Claudia: I love the business of design and I love to design business at the same time. And that reflects why I worked 8 years in a creative industry (lighting and architecture). And I worked on the business development end before. So what I do now is basically enrich what I did before, business development, and bring it together with personal development through coaching. In my work I see that every career question, or business challenge, is rooted in the personal level. Especially creatives and designers have countless ideas, choices, and directions. If I ask myself what's next in my career, the right direction can be found by exploring the personal level. You need to dig very deep because the people always make business and career decisions in line with their personal values.
Claudia: I work with Dutch and international clients in Dutch, English and German, one on one or with groups. It's so individual, what I do. With one person my services are totally different than with another client. My specialty is increasing the entrepreneurial courage of creatives and designers, that they receive clarity on their career or business objectives and take action to realize those objectives. I believe that creatives and designers deserve profitability. Companies that are clear on why they do what they do are the most successful. So Simon Sinek says, it's more important to talk about why you do what you do than what you do. If I'm not clear on why I'm a coach then I can't be successful. I offer expats two packages, after one complimentary session. One is three sessions and one six sessions. To reach the goals in the most effective way I suggest to clients to meet every two weeks. Coaching is a personalized service and therefore I'm offering a powerful one hour complimentary session, with no obligation to book me further.

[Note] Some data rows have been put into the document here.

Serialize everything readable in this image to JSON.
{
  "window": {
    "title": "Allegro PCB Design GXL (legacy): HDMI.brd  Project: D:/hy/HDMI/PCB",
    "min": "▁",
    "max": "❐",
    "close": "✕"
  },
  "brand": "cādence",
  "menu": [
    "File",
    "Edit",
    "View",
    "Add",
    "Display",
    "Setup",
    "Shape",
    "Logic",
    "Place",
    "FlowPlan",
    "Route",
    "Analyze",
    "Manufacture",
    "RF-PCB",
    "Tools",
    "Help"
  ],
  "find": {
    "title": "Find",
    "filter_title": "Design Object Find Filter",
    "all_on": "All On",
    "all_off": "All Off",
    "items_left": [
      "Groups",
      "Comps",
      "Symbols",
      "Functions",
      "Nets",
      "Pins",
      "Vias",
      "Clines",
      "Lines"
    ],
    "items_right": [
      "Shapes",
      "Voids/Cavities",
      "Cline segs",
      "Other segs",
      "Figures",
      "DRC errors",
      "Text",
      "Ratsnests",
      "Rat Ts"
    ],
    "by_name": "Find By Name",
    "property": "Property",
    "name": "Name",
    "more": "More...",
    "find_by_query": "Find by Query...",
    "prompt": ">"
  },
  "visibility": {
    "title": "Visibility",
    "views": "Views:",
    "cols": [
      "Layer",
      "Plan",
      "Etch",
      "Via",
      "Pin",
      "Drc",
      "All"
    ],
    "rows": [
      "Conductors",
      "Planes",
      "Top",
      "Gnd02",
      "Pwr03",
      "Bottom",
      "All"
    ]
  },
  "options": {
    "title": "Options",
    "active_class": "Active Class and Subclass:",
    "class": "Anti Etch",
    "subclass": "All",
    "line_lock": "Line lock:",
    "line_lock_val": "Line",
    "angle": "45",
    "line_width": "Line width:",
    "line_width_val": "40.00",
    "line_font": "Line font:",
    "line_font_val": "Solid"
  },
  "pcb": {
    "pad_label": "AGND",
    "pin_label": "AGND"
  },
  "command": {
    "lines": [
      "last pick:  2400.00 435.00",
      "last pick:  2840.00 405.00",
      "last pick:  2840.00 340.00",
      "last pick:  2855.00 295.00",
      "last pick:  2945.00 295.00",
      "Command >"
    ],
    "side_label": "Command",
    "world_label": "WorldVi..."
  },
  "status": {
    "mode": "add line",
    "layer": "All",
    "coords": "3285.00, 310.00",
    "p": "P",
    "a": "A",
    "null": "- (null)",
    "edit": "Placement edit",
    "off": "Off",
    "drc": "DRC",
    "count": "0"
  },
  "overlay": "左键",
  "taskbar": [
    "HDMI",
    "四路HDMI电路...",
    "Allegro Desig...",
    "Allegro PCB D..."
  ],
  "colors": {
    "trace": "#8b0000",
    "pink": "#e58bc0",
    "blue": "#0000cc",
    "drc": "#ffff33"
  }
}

Claudia: Thank you for your professional interview and meeting with me. It was my pleasure talking to you, Darla. It's wonderful that you bring Expats in Utrecht closer together, by sharing their international, personal stories!